Paragraph 3 of this chapter moves to the doctrine of the Trinity. After decades and even centuries of neglect, the doctrine of the Trinity has become the focus of attention for theologians in recent decades. It is to be hoped that this interest of theologians will trickle down to ordinary Christians. The doctrine of the Trinity is of enormous practical importance to the serious Christian. Here is how that paragraph 3 reads:
“In this divine and infinite Being there are three subsistences, the Father, the Word or Son, and Holy Spirit, of one substance, power and eternity, each having the whole divine essence, yet the essence undivided: the Father is of none, neither begotten nor proceeding; the Son is eternally begotten of the Father; the Holy Spirit proceeding from the Father and the Son; all infinite, without beginning, therefore but one God, who is not to be divided in nature and being, but distinguished by several peculiar relative properties and personal relations; which doctrine of the Trinity is the foundation of all our communion with God, and comfortable dependence on him.”
The doctrine of the Trinity is briefly described and affirmed in the first few words of this paragraph. It is important that we begin its study by making sure that we understand what this mystery of the Christian faith involves. The key description and affirmation are found in these words: “In this divine and infinite Being there are three subsistences, the Father, the Word or Son, and Holy Spirit.”
The three key ideas involved in the doctrine of the Trinity are mentioned in this statement. They are helpfully summarized in the Children’s Catechism’s three questions about this matter;
1st Question and Answer: Are there more Gods than one? No, there is only one God.
2nd Question and Answer: In how many persons does this one God exist? In three persons.
3rd Question and Answer: Who are they? The Father, the Son, and the Holy Spirit
The three key convictions regarding the Trinity are that there is on God, in three persons, who exist in a certain order of personal relationships which are epitomized in their names. Let me briefly open up these three things.
First, there is one God.
This means that there is only divine and infinite being as the Confession. The doctrine begins by assuming the great doctrinal foundation of Old Testament religion that there is one God. Deuteronomy 6:4 is the classic text: “Hear, O Israel! The LORD is our God, the LORD is one!” Tritheism is here rejected. There are not three gods. There is only one.
Second, there are three subsistences.

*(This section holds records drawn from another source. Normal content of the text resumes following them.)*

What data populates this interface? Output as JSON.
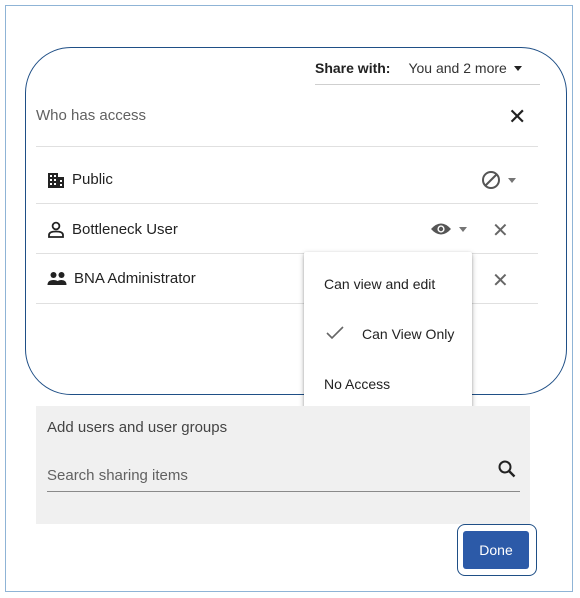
{
  "share": {
    "label": "Share with:",
    "value": "You and 2 more"
  },
  "access": {
    "title": "Who has access",
    "rows": [
      {
        "label": "Public",
        "icon": "building-icon",
        "permission_icon": "no-access-icon"
      },
      {
        "label": "Bottleneck User",
        "icon": "user-icon",
        "permission_icon": "eye-icon"
      },
      {
        "label": "BNA Administrator",
        "icon": "user-group-icon"
      }
    ]
  },
  "permission_menu": {
    "items": [
      {
        "label": "Can view and edit",
        "selected": false
      },
      {
        "label": "Can View Only",
        "selected": true
      },
      {
        "label": "No Access",
        "selected": false
      }
    ]
  },
  "add_users": {
    "title": "Add users and user groups",
    "search_placeholder": "Search sharing items"
  },
  "done_label": "Done",
  "colors": {
    "primary": "#2c5aa8",
    "outline": "#1f4f86",
    "panel": "#f0f0f0"
  }
}
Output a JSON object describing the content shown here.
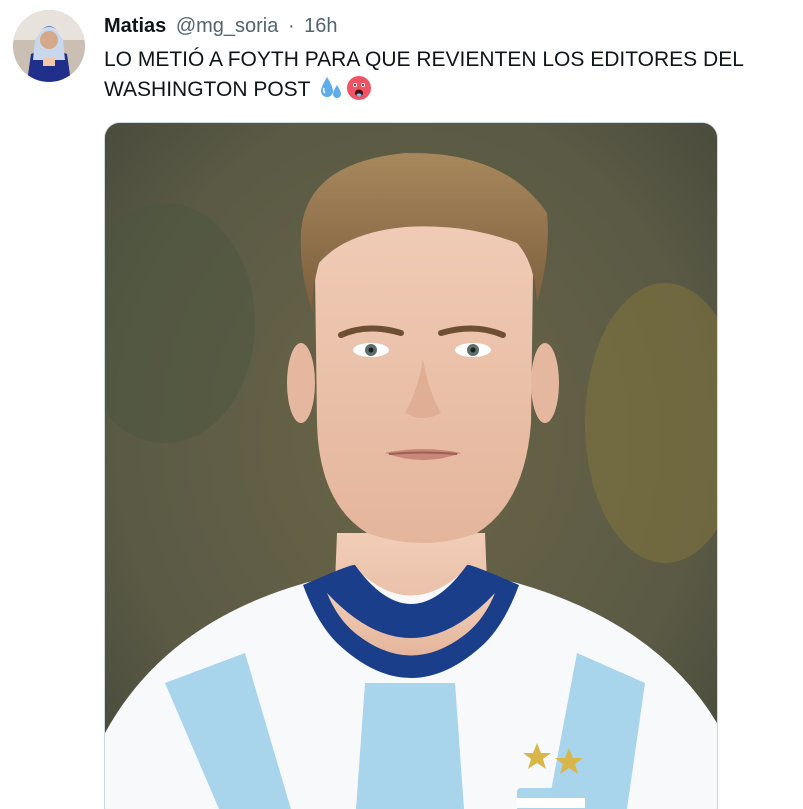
{
  "tweet": {
    "display_name": "Matias",
    "handle": "@mg_soria",
    "separator": "·",
    "time": "16h",
    "text_line1": "LO METIÓ A FOYTH PARA QUE REVIENTEN LOS EDITORES DEL",
    "text_line2": "WASHINGTON POST",
    "emojis": [
      "sweat-droplets-icon",
      "hot-face-icon"
    ]
  },
  "colors": {
    "text": "#0f1419",
    "secondary": "#536471",
    "jersey_light_blue": "#a8d4ec",
    "jersey_collar": "#1b3e8a"
  }
}
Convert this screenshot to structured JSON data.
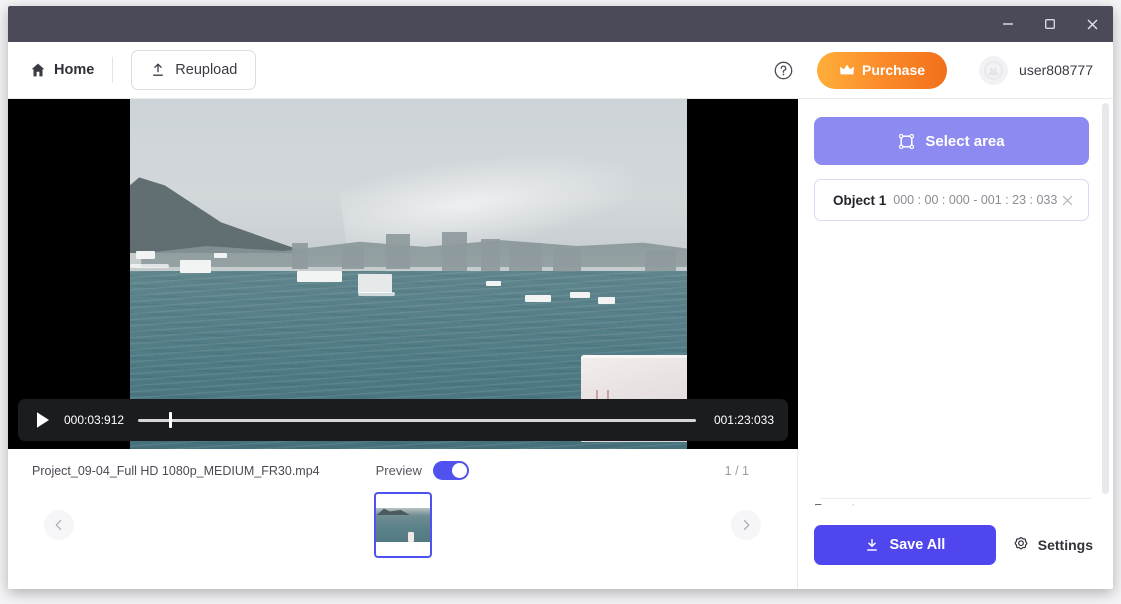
{
  "window": {
    "controls": {
      "minimize": "minimize-icon",
      "maximize": "maximize-icon",
      "close": "close-icon"
    }
  },
  "toolbar": {
    "home_label": "Home",
    "home_icon": "home-icon",
    "reupload_label": "Reupload",
    "reupload_icon": "upload-icon",
    "help_icon": "help-circle-icon",
    "purchase_label": "Purchase",
    "purchase_icon": "crown-icon",
    "purchase_color_start": "#ffae3a",
    "purchase_color_end": "#f2701b",
    "username": "user808777",
    "avatar_icon": "user-avatar-icon"
  },
  "player": {
    "play_icon": "play-icon",
    "current_time": "000:03:912",
    "duration": "001:23:033",
    "progress_percent": 5.5
  },
  "filmstrip": {
    "filename": "Project_09-04_Full HD 1080p_MEDIUM_FR30.mp4",
    "preview_label": "Preview",
    "preview_on": true,
    "page_indicator": "1 / 1",
    "prev_icon": "chevron-left-icon",
    "next_icon": "chevron-right-icon",
    "thumbnail_selected": true
  },
  "right_panel": {
    "select_area_label": "Select area",
    "select_area_icon": "crop-select-icon",
    "select_area_color": "#8d8bf2",
    "objects": [
      {
        "name": "Object 1",
        "range": "000 : 00 : 000 - 001 : 23 : 033",
        "close_icon": "close-icon"
      }
    ],
    "format_label": "Format :",
    "save_all_label": "Save All",
    "save_all_icon": "download-icon",
    "save_all_color": "#4f47ed",
    "settings_label": "Settings",
    "settings_icon": "gear-icon"
  }
}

Why does the Confession use the word subsistence and what does it mean? It uses the word, subsistence, to underscore the point that the three persons are real entities and not merely three roles that one person plays. No, each of these three persons are real subsistences. The term, subsistence, then, is a rejection of what is now called modalism. This is the view that the persons are not real but simply appearances or roles played by one divine person. Often it is said that He is the Father in the Old Testament, the Son in the days of Jesus, and the Holy Spirit since Pentecost. False! Says the Confession to this view. Perhaps the key passage which undermines such modalism is 2 Corinthians 13:14: “The grace of the Lord Jesus Christ, and the love of God, and the fellowship of the Holy Spirit, be with you all.” United Pentecostalism in its various branches and splits teaches Modalism and is condemned by the Confession.
Third, there is an order among these three real persons.
They are the Father, the Son or Word, and the Holy Spirit. These three persons are not triplets. They are not identical. There is diversity in the Trinity. Their names distinguish their personal identities and relations in the Trinity. One is Father because he eternally generates the Son. One is Son or Word because He is generated by the Father. One is Spirit because He is eternally breathed out by the Father and the Son. As Matthew 28:19 says, in the one name of God there are three names: “baptizing them in the name of the Father and the Son and the Holy Spirit.”
Do you say, “This is all very hard to understand?” Yes, it is a mystery, but it is a glorious mystery which calls for us to bow down and worship and acknowledge our finite smallness. Yet, as we will see, it is also a very practical mystery.
Dr. Sam Waldron is the Academic Dean of CBTS and professor of Systematic Theology. He is also one of the pastors of Grace Reformed Baptist Church in Owensboro, KY. Dr. Waldron received a B.A. from Cornerstone University, an M.Div. from Trinity Ministerial Academy, a Th.M. from Grand Rapids Theological Seminary, and a Ph.D. from Southern Baptist Theological Seminary. From 1977 to 2001 he was a pastor of the Reformed Baptist Church of Grand Rapids, MI. Dr. Waldron is the author of numerous books including A Modern Exposition of the 1689 Baptist Confession of Faith, The End Times Made Simple, Baptist Roots in America, To Be Continued?, and MacArthur’s Millennial Manifesto: A Friendly Response.